21 November 2016
The Carbon Dioxide laser was invented in 1964 by Dr Kumar Patel at the Bell Laboratory in New Jersey. This was the first laser produced from a single gas source.
The CO2 laser, with its long wavelength of 10,600 nm had great affinity for water, which gave it the ability to destroy cells by” PhotoThermoLysis”, ie light converting to heat, which then destroyed the cell.
It took a while before there were medical indications for the CO2 laser and initially, it was used as a “knife”, with the added ability of cauterizing small blood vessels at the same time as cutting tissue. This is a high precision knife and works best with delicate tissues such as in the periorbital area.
Dr Isaac Kaplan a Plastic Surgeon, deserves a lot of credit for the early surgical applications of the CO2 laser.

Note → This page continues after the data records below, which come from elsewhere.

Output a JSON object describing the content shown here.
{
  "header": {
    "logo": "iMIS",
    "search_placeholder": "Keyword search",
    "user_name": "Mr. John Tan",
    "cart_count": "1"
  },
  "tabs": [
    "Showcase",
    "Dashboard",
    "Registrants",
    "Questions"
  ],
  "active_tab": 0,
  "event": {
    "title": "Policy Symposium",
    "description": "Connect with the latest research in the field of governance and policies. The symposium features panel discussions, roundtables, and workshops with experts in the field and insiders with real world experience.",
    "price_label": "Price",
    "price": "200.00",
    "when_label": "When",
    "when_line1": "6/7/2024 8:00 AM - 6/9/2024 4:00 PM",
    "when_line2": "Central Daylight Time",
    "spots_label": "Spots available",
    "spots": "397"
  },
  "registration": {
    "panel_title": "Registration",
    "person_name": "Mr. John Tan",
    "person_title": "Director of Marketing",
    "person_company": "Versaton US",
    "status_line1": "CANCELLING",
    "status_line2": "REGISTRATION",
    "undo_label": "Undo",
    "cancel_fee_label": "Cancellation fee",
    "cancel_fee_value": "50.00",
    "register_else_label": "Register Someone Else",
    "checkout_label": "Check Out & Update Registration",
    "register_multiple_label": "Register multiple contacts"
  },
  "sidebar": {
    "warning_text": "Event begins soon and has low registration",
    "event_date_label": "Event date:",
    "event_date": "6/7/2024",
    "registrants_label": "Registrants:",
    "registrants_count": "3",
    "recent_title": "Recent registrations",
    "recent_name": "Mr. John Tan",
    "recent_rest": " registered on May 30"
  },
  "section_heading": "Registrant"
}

However, the great advances came with the development of pulsed CO2 lasers. Heat diffusion was a major problem when the CO2 laser was used in its original Continuous Wave form, with resultant difficulty in control of heat and leading to unpredictable results.
The Pulsed CO2 laser enabled the delivery of energy in a period of time faster than the Thermal Relaxation Time of the tissue, thus preventing heat diffusion and a resultant very controlled and predictable outcome.
The initial truly pulsed laser (instead of the earlier”chopped”continuous wave) was the SuperPulsed WaveForm which was faster and more powerful than continuous waveforms. Further improvement came in the form of the UltraPulsed CO2 laser by Coherent ( now Lumenis) which increased power but with more precision and hence minimising thermal injury.
To Follow :
The Clinical Applications of the UltraPulsed CO2 laser